A classic Nikon ad (see below) from the late 1970's or early 1980's, featuring Ron Burton with other Fleet Street colleagues including Monty Fresco, Tony Eyles and Colin Davey.
But who took the picture and where was the ad published?
Standing, from left to right, are Tony Eyles of The Sun, Frank Barratt of The Daily Star, John Downing of The Daily Express, Monty Fresco of The Daily mail, Ian Turner of the Evening News, Ron Burton of the Daily Mirror, Geoffrey Wilkinson of The Sunday Mirror. In front of them, again from left to right, are Bryan Wharton of The Sunday Times, Colin Davey of The Evening Standard, Eamon McCabe of The Observer and Edward Hamilton-West of The Guardian.

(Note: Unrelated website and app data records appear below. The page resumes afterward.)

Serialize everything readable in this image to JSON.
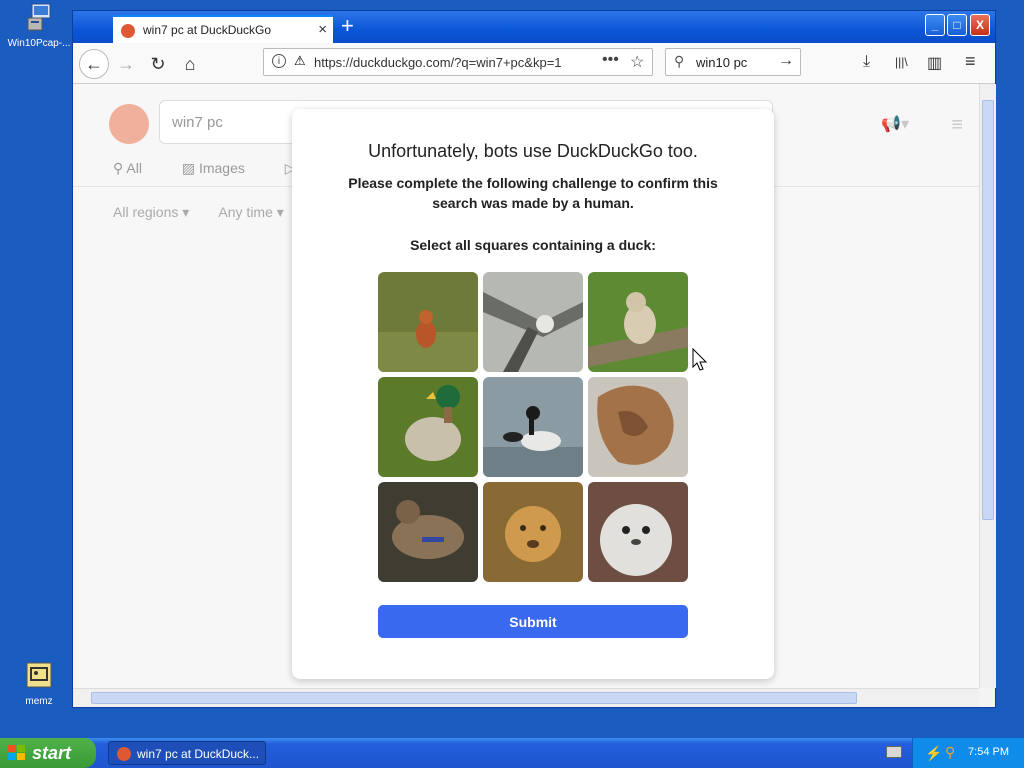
{
  "desktop": {
    "icons": [
      {
        "label": "Win10Pcap-..."
      },
      {
        "label": "memz"
      }
    ]
  },
  "browser": {
    "tab_title": "win7 pc at DuckDuckGo",
    "tab_close": "×",
    "new_tab": "+",
    "window_buttons": {
      "minimize": "_",
      "maximize": "□",
      "close": "X"
    },
    "nav": {
      "back": "←",
      "forward": "→",
      "reload": "↻",
      "home": "⌂"
    },
    "url": "https://duckduckgo.com/?q=win7+pc&kp=1",
    "url_menu": "•••",
    "bookmark_star": "☆",
    "search_value": "win10 pc",
    "search_go": "→",
    "toolbar": {
      "download": "⤓",
      "library": "|||\\",
      "sidebar": "▥",
      "menu": "≡"
    }
  },
  "ddg": {
    "query": "win7 pc",
    "tabs": [
      "All",
      "Images",
      "Vi"
    ],
    "filters": [
      "All regions ▾",
      "Any time ▾"
    ]
  },
  "challenge": {
    "heading": "Unfortunately, bots use DuckDuckGo too.",
    "message": "Please complete the following challenge to confirm this search was made by a human.",
    "instruction": "Select all squares containing a duck:",
    "tiles": [
      {
        "name": "tile-monkey",
        "bg": "#6e7a3a"
      },
      {
        "name": "tile-bird-branches",
        "bg": "#8a8d88"
      },
      {
        "name": "tile-lynx",
        "bg": "#6f9540"
      },
      {
        "name": "tile-mallard-duck",
        "bg": "#5c7b2a"
      },
      {
        "name": "tile-ducks-water",
        "bg": "#7c8f98"
      },
      {
        "name": "tile-dried-object",
        "bg": "#c9c4bc"
      },
      {
        "name": "tile-female-duck",
        "bg": "#4c4a3c"
      },
      {
        "name": "tile-lion-cub",
        "bg": "#a37b3e"
      },
      {
        "name": "tile-seal",
        "bg": "#77564a"
      }
    ],
    "submit_label": "Submit"
  },
  "taskbar": {
    "start_label": "start",
    "task_label": "win7 pc at DuckDuck...",
    "clock": "7:54 PM"
  }
}
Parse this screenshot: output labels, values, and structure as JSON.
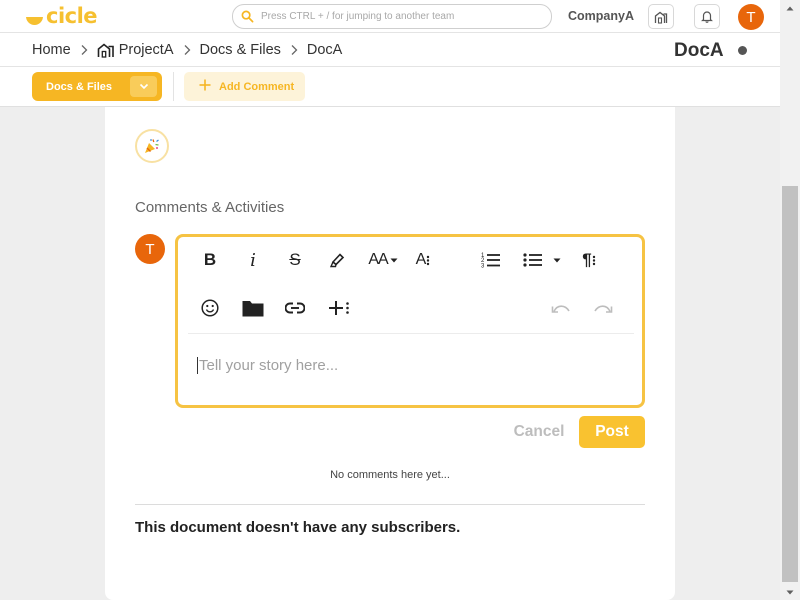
{
  "app": {
    "logo_text": "cicle",
    "brand_color": "#f6c030",
    "accent_orange": "#e8660b"
  },
  "header": {
    "search_placeholder": "Press CTRL + / for jumping to another team",
    "company_name": "CompanyA",
    "icons": [
      "search-icon",
      "company-icon",
      "bell-icon"
    ],
    "user_initial": "T"
  },
  "breadcrumb": {
    "items": [
      "Home",
      "ProjectA",
      "Docs & Files",
      "DocA"
    ],
    "project_icon": "house-icon"
  },
  "document": {
    "title": "DocA"
  },
  "actions": {
    "docs_files_label": "Docs & Files",
    "add_comment_label": "Add Comment"
  },
  "comments": {
    "section_title": "Comments & Activities",
    "user_initial": "T",
    "editor_placeholder": "Tell your story here...",
    "toolbar_icons": [
      "bold-icon",
      "italic-icon",
      "strikethrough-icon",
      "highlight-icon",
      "font-size-icon",
      "font-style-icon",
      "ordered-list-icon",
      "bullet-list-icon",
      "paragraph-icon",
      "emoji-icon",
      "folder-icon",
      "link-icon",
      "insert-more-icon",
      "undo-icon",
      "redo-icon"
    ],
    "toolbar_labels": {
      "bold": "B",
      "italic": "i",
      "strike": "S",
      "font_size": "AA",
      "font_style": "A",
      "paragraph": "¶"
    },
    "cancel_label": "Cancel",
    "post_label": "Post",
    "empty_text": "No comments here yet...",
    "subscribers_text": "This document doesn't have any subscribers."
  }
}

The text on the ad reads:
'The photographers in our picture all work for eleven of the most famous newspapers in Fleet Street. Each of them is holding the Nikon camera that accompaies him on tough news assignments around the world. In each case it's either the FE or FM.
It's no concidence that after careful consideration they all arrived independently at the same two models. The reasons for their choice are interesting - perhaps the same reasons that influence you when you come to choose a quality 35mm SLR camera.
The Nikon FE and FM are part of the world's largest 35mm camera system.
They are both optically perfect and totally reliable. they have to be, otherwsie Fleet Street would reject them out of hand.
Although the two cameras look alike, the principle difference is that the FE is an automatic camera with an electronic shutter and manual override, whilst the FM is a manual camera with a mechanically operated shutter. Both cameras allow the photographer control in all types of critical picture situations.
And the lenses are everything you've come to expect from Nikon.
Both the FE and FM feel good in the hands. Snug and compact with silk-smooth controls right under your fingertips. And when you add the MD-12 Motor Drive to either camera you'll notice how it still feels well balanced and nice to hold. The way Fleet Street likes it.'
When you think what Nikon does for the National Press everyday, just think what it could do for you.